Also receiving honorary degrees from Mount Allison on Monday were: Sandra Crabtree, president of the Crabtree Foundation and Mount Allison alumna; Bharat Masrani, group president and Chief Executive Officer of TD Bank Group; Arlen Dumas, Grand Chief of the Assembly of Manitoba Chiefs, Chief of Mathias Colomb Cree Nation (MCCN) in Pukatawagan, and Mount A alumnus; and retired Chief Justice of Canada Beverley McLauchlin.
Masrani advised the students to pursue their passions and live the lives they wish to lead.
“Don’t ever underestimate your ability to dream big and set outrageous goals for yourself. The only person who will ever hold you back from achieving them is yourself.”
But he also urged them to always think about those who are not as fortunate as them, and to work towards building a more inclusive future for all.
“It is both your obligation and opportunity to build an even stronger Canada from the one you have had the good fortune to inherit,” said Masrani.
Mount A’s president Robert Campbell, who presided over his final Convocation on Monday after 12 years at the helm, said he is confident the students of the 2018 class have come a long way in the past four years towards discovering who they are, what their values are, and what makes them “tick.”
He said this year’s graduates have been a “particularly interesting class, an exceptional class and a highly-engaged, fun and at times even a provocative group in many ways, and it has had incredible experiences and adventures.” And he pointed out these Mount Allison experiences will “be a part of you forever.”

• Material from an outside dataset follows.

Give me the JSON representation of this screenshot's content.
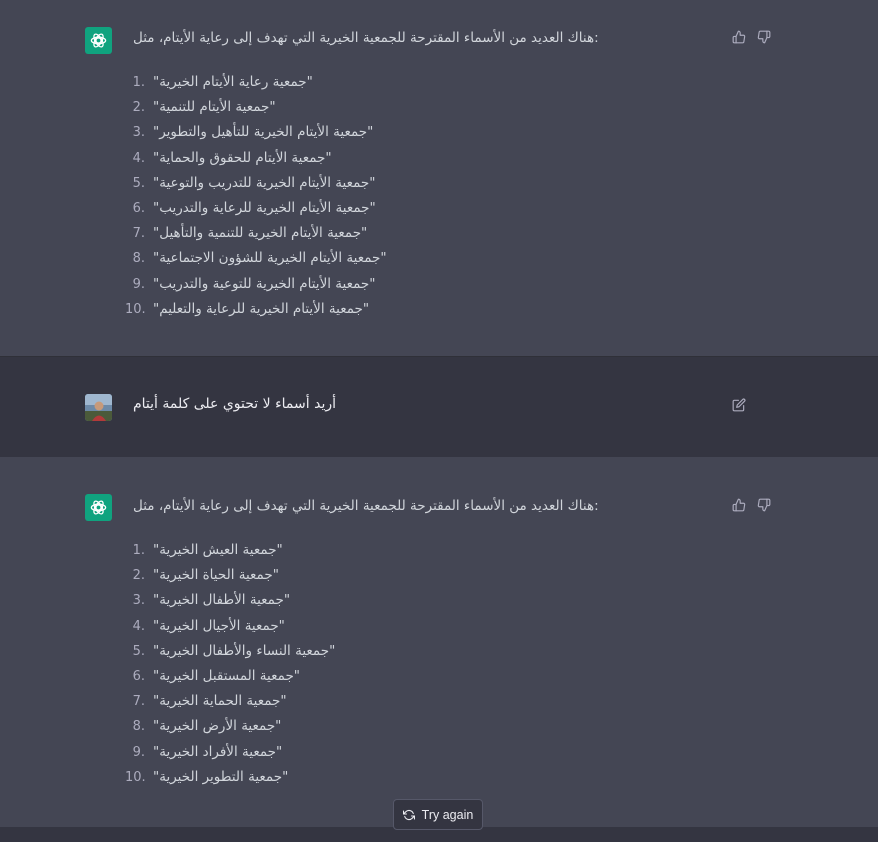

Also during Monday’s ceremonies, Lynn Loewen was formally installed as the University’s ninth Chancellor. A Mount Allison alumna and a former board of regents chair, Loewen is currently president of Minogue Medical Inc., and also serves on the board of Emera Inc.